__Material supplied__:
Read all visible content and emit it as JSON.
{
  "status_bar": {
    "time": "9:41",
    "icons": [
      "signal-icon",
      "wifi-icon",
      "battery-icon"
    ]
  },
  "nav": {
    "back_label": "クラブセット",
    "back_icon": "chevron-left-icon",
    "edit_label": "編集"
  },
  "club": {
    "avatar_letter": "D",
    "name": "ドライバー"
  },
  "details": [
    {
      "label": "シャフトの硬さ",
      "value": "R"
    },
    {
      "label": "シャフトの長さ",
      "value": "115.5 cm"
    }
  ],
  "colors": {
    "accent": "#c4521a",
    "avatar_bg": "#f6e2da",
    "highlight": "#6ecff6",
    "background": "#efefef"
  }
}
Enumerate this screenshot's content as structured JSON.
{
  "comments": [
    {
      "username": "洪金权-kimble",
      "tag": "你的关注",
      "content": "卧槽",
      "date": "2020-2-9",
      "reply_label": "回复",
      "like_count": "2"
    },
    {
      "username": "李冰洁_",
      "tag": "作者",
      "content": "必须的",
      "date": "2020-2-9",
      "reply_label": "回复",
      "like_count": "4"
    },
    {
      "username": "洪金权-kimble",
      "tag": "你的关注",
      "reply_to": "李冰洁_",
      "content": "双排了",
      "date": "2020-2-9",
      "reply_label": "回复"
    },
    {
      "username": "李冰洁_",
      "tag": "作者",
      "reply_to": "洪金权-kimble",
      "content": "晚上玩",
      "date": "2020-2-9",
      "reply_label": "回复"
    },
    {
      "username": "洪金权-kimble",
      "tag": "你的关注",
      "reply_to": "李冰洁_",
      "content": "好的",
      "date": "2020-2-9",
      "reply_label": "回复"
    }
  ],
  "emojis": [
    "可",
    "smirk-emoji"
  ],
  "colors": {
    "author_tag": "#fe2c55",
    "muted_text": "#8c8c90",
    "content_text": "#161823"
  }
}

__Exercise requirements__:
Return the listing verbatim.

__Task response__:
Read all visible content and emit it as JSON.
{
  "status_bar": {
    "time": "9:41",
    "icons": [
      "signal-icon",
      "wifi-icon",
      "battery-icon"
    ]
  },
  "nav": {
    "back_label": "クラブセット",
    "back_icon": "chevron-left-icon",
    "edit_label": "編集"
  },
  "club": {
    "avatar_letter": "D",
    "name": "ドライバー"
  },
  "details": [
    {
      "label": "シャフトの硬さ",
      "value": "R"
    },
    {
      "label": "シャフトの長さ",
      "value": "115.5 cm"
    }
  ],
  "colors": {
    "accent": "#c4521a",
    "avatar_bg": "#f6e2da",
    "highlight": "#6ecff6",
    "background": "#efefef"
  }
}
Enumerate this screenshot's content as structured JSON.
{
  "comments": [
    {
      "username": "洪金权-kimble",
      "tag": "你的关注",
      "content": "卧槽",
      "date": "2020-2-9",
      "reply_label": "回复",
      "like_count": "2"
    },
    {
      "username": "李冰洁_",
      "tag": "作者",
      "content": "必须的",
      "date": "2020-2-9",
      "reply_label": "回复",
      "like_count": "4"
    },
    {
      "username": "洪金权-kimble",
      "tag": "你的关注",
      "reply_to": "李冰洁_",
      "content": "双排了",
      "date": "2020-2-9",
      "reply_label": "回复"
    },
    {
      "username": "李冰洁_",
      "tag": "作者",
      "reply_to": "洪金权-kimble",
      "content": "晚上玩",
      "date": "2020-2-9",
      "reply_label": "回复"
    },
    {
      "username": "洪金权-kimble",
      "tag": "你的关注",
      "reply_to": "李冰洁_",
      "content": "好的",
      "date": "2020-2-9",
      "reply_label": "回复"
    }
  ],
  "emojis": [
    "可",
    "smirk-emoji"
  ],
  "colors": {
    "author_tag": "#fe2c55",
    "muted_text": "#8c8c90",
    "content_text": "#161823"
  }
}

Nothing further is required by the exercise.